**Brief**: Please copy out each line of the entries in which "time" appears.

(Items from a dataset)
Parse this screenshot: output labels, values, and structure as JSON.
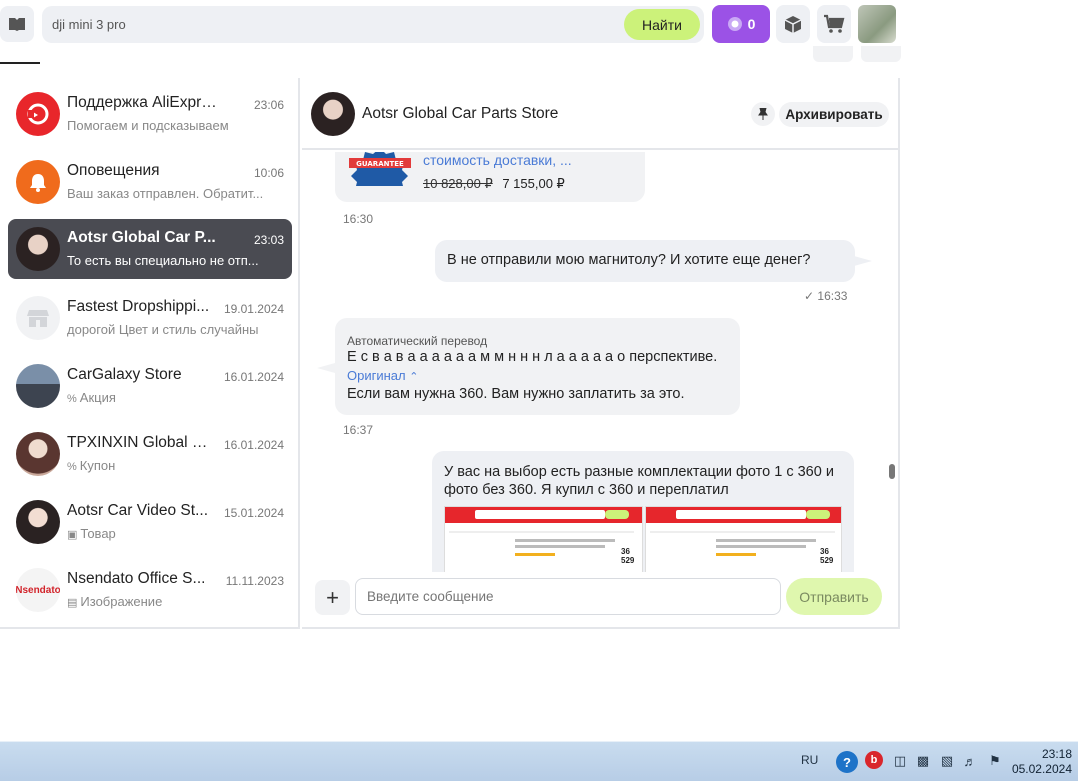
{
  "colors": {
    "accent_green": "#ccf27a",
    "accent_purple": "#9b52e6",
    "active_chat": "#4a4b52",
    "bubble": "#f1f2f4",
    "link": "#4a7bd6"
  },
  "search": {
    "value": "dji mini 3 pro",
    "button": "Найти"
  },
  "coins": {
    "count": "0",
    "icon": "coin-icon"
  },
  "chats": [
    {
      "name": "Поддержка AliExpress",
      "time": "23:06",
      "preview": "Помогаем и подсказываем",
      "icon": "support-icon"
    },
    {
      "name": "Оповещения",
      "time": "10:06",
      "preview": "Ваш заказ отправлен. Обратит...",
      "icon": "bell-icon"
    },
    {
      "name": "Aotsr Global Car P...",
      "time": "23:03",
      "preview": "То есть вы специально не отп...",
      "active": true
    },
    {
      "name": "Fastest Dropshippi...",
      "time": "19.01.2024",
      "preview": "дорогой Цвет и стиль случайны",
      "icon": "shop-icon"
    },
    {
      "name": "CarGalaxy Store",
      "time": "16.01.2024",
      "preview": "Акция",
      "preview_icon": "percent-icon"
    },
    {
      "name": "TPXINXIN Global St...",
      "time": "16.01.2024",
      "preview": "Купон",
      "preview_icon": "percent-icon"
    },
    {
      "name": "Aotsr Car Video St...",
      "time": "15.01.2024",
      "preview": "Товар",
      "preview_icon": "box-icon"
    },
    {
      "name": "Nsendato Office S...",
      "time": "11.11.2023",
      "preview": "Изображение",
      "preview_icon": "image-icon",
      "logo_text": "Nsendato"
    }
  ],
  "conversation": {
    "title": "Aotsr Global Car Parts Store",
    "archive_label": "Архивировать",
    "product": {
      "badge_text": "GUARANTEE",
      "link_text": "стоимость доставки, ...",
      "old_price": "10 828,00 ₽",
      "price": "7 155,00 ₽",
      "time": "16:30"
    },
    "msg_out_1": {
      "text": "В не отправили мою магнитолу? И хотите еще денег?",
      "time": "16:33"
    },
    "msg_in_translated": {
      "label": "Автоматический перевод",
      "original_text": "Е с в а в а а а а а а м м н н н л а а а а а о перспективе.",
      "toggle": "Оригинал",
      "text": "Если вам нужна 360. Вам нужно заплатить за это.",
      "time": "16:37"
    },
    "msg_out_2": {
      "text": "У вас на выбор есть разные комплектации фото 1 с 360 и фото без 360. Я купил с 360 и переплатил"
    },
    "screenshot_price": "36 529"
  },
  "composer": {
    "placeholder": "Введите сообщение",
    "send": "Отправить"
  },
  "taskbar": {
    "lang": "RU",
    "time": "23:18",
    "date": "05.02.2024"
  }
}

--

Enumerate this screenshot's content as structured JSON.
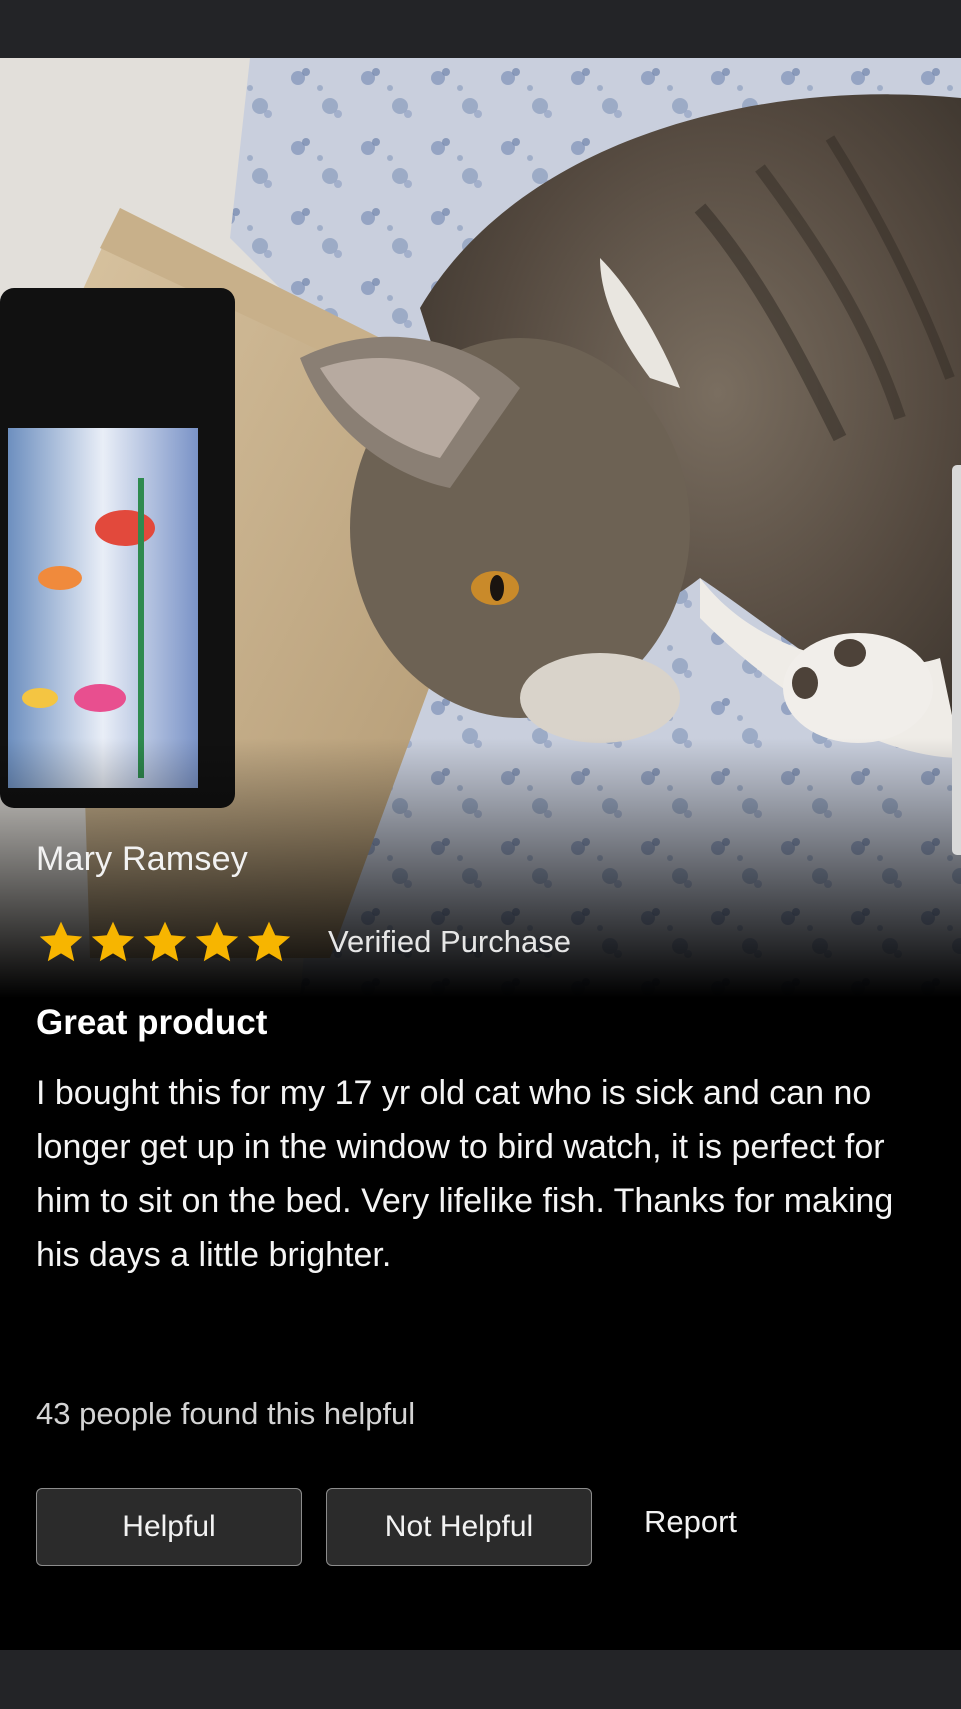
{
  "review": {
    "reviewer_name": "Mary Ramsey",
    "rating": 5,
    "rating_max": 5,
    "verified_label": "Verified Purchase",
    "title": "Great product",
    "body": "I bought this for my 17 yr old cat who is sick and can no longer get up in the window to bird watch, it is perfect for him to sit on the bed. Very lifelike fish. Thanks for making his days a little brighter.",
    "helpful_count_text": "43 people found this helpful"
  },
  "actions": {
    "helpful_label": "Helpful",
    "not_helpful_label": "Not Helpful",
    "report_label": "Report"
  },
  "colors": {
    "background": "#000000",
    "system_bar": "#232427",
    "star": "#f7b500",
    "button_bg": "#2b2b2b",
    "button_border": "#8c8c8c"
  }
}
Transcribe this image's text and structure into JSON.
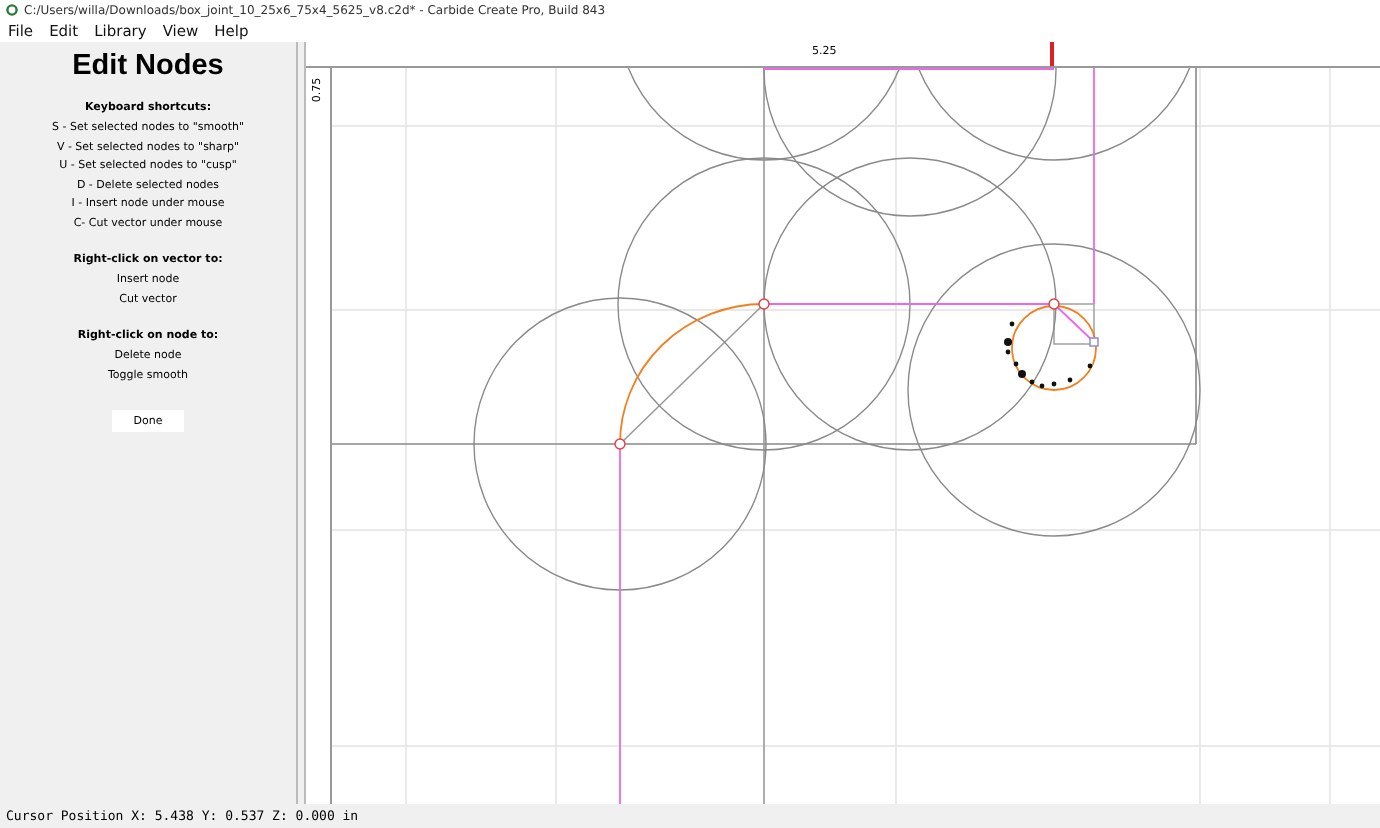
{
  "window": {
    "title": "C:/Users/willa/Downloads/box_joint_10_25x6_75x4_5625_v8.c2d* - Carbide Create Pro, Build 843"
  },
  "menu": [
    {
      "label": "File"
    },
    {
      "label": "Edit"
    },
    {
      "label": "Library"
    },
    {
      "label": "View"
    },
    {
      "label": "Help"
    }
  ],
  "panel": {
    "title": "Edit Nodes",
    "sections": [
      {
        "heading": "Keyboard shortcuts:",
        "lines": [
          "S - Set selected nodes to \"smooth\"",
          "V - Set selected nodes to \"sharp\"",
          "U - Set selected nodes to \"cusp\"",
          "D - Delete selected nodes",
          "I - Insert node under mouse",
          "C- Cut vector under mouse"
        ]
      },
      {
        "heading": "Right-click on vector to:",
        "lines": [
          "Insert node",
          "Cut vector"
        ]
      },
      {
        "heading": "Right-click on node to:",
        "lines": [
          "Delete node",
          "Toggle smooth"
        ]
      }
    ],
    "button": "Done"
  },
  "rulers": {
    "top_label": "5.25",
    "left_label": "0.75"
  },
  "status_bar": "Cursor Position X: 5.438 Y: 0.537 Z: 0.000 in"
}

**Exercise result**:
      "time": "23:06",
      "time": "10:06",
      "time": "23:03",
      "time": "19.01.2024",
      "time": "16.01.2024",
      "time": "16.01.2024",
      "time": "15.01.2024",
      "time": "11.11.2023",
      "time": "16:30"
      "time": "16:33"
      "time": "16:37"
    "time": "23:18",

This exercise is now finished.